Consider Covid, a time we all were closed off from the world. In 3rd grade, I was disappointed when everything shut down. I couldn’t go to camp that summer and couldn’t spend time with my family or friends. 

But, looking back, I can appreciate all the lifesaving work people were doing — and that I could do my part by social distancing, masking and getting vaccinated. 

It doesn’t take a pandemic to make a Moses Moment…

Last year, we played a soccer tournament in Indiana. The host team beat us 3-0 on Sunday morning, but because of our record, we got to have a rematch that afternoon. The game was tied 1-1, so it went into a shootout. I was nervous … I felt ready … mom’s spaghetti...

Then it was over. The outcome was decided before I got my shot. 

I was devastated. It was a long ride home from Indiana and it took me a while to accept that the tournament wasn’t about me taking a penalty kick. We had played our best game of the year. I had the assist on our only goal and helped lock down our defense to keep them from scoring again. Looking back, I am so proud of our whole team. The lessons from that tournament inform how I hope to lead the team as a co-captain this year.

At dance, it’s fun to be featured in the center of the stage, but it’s the ability of everyone to learn and perform the choreography together that makes us successful.

My biggest Moses Moment came after Grandpa Joe was diagnosed with cancer. When we were in elementary school, Grandpa Joe picked us up from school every other day. We would spend our afternoons reading and playing backgammon. He even hid little presents in his magic hat… Or maybe it was really magic.

We visited Grandpa Joe in the hospital on Father’s Day and I got to see him a couple times at the rehab facility before I left for camp. It was scary, but he was always excited to see us. 

At camp, I remembered it was his birthday and got to send him a card and a picture by email, since the mail would have taken weeks to get to him from Algonquin Park.

The day I returned from camp, Grandpa came home to begin hospice care. I was used to summers being all about fun experiences going to Northport and Torch Lake — and Grandpa Joe being part of those memories, even if he was happier on shore than in a kayak.

This was different … and it was hard at first. But I started going over to his house on my own to hang out. I got to know the caretakers who were there to make sure he was comfortable. As hard as it was to see him like that, he was still a great listener to all my stories and we got to watch the next episode of Only Murders in the Building every week. 

I am glad I was able to be there for him in the same way he was always there for me.

The story of Moses and Pharaoh extends beyond our individual experiences to the world around us. The greater the problem, the harder it is to step into the Red Sea. 

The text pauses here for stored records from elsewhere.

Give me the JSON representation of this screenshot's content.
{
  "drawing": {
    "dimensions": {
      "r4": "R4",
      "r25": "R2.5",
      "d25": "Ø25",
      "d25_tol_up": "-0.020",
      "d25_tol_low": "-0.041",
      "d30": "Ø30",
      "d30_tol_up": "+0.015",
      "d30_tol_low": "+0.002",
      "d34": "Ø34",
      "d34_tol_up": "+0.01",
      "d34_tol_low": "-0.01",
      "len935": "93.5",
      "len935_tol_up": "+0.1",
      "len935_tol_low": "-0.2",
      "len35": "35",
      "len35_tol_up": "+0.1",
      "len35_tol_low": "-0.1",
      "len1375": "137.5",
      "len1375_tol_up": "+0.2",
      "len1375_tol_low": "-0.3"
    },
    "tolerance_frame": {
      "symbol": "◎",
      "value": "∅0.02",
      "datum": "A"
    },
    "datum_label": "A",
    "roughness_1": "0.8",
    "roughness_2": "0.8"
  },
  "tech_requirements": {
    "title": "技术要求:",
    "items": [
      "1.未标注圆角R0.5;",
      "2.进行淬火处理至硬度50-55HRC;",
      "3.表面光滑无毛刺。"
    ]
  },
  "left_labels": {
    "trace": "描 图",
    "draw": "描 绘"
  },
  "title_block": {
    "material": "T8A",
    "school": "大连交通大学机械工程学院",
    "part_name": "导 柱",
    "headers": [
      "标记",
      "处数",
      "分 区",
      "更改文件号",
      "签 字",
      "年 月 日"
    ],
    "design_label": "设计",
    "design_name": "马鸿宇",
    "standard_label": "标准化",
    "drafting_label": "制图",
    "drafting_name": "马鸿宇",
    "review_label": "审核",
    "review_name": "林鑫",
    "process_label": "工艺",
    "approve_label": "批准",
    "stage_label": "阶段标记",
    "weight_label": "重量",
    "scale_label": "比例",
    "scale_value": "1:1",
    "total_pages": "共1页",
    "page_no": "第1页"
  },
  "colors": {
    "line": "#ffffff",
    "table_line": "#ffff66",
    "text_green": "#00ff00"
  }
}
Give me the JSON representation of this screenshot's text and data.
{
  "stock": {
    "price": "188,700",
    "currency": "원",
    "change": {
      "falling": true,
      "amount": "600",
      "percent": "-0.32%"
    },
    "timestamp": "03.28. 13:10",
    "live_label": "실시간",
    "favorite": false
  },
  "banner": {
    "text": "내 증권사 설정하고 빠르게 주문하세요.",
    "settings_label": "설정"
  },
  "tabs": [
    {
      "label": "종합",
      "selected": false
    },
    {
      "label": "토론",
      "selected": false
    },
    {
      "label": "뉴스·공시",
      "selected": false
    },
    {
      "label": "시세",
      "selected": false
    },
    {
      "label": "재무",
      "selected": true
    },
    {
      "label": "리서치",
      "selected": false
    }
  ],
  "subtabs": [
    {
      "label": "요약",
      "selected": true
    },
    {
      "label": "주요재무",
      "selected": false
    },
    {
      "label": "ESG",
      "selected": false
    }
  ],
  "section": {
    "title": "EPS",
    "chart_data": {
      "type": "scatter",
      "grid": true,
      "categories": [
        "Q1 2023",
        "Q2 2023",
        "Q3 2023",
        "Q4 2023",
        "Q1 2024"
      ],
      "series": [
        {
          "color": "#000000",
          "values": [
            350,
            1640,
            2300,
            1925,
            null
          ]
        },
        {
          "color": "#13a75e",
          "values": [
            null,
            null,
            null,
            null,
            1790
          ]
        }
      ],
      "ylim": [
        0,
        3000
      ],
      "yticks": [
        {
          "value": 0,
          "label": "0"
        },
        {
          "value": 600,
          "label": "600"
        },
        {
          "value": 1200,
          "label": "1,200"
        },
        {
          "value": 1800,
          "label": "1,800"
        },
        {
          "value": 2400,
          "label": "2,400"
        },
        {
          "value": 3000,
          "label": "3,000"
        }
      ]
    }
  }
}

The closest things to burning bushes and plagues that we encounter today are the effects of climate change. It is tempting to think that our own actions don’t matter, but there is a role for everyone in helping our planet.

I used to associate Ruth Bader Ginsberg with candy, since I dressed up AS her for Halloween and was very successful trick-or-treating. But she is more than just a costume. 

Justice Ginsberg is a great example of standing up for vulnerable people. She helped protect the rights of women and girls through her supreme court opinions. RBG held one of the most powerful positions in the country, but, as a woman and a Jew, she was part of a minority on the Supreme Court. In the same way Moses gave voice to his people, she spoke up for those whose rights were at risk.  

Here’s what she said about her dissenting opinions:

They speak to a future age. It’s not simply to say, ‘My colleagues are wrong and I would do it this way.’ But the greatest dissents do become court opinions and gradually over time their views become the dominant view. So that’s the dissenter’s hope that they are writing not for today, but for tomorrow.